While the district court discussed the requirements for a class action set forth in Rule 23(a), Tyson, at 6-14, the court noted, “It is not at all clear Tyson contests these prerequisites,” id., at 8. Moreover, defense attorneys did not challenge each of the four separate elements considered under Rule 23(b)(3); rather, “Defendants’ only challenges to Plaintiffs’ motion are in respect to Rule 23(b)’s requirements of manageability and predominance.” Id. Thus, while the federal court discussed each of the elements of Rule 23(b)(3), id., at 14-20, it observed that defense attorneys did not address whether class members will have a strong interest in controlling their claims, id., at 15, whether other litigation exists by or against class members, id., or the desirability of concentrating the litigation “in this forum,” id., at 15-16.

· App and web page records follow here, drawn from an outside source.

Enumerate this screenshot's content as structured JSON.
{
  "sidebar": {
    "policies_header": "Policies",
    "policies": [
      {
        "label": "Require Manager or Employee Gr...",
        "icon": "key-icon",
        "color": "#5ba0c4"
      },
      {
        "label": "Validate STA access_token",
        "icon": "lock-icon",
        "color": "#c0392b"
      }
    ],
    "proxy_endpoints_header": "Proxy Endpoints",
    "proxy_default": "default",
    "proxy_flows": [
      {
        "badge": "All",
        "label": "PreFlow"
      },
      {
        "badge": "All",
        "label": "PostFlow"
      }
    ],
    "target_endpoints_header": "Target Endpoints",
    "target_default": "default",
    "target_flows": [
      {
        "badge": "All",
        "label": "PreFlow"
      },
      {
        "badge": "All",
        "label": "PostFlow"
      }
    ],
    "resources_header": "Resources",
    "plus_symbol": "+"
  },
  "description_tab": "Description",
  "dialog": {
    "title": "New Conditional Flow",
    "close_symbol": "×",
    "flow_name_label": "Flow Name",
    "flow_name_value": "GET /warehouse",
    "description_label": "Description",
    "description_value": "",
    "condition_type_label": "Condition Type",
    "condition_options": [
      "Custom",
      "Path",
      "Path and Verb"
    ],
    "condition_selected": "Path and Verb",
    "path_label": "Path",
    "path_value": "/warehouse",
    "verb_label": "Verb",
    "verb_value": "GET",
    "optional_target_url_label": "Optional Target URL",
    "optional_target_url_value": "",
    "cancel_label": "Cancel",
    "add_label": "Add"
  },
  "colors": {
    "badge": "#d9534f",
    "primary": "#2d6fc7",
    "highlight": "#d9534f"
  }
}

The focus of the federal court’s inquiry was on the single issue of manageability, which “is the ‘most hotly contested and the most frequent ground for holding that a class action is not superior.’” Tyson, at 16 (citation omitted). Defense attorneys argued that “Establishing liability, injury and damages would require detailed, particularized proof of numerous individual issues” and that “neither liability nor injury damages can be established on a class-wide basis,” id., at 17. The district court disagreed. As to liability, the court held that the relevant inquiry was “whether generalized evidence exists which will prove or disprove Plaintiffs’ claims on a simultaneous, class-wide basis,” id.; the court concluded that such evidence existed, id., at 17-18. As to damages, the court rejected defense arguments concerning the methodology proposed by plaintiffs’ expert for calculating damages because the proper inquiry at the class certification stage was not which methodology should be used but whether such a methodology exists. Id., at 18-19. Because methodologies were available to address the issue, the court concluded that treating the lawsuit as a class action would be manageable and certified the class.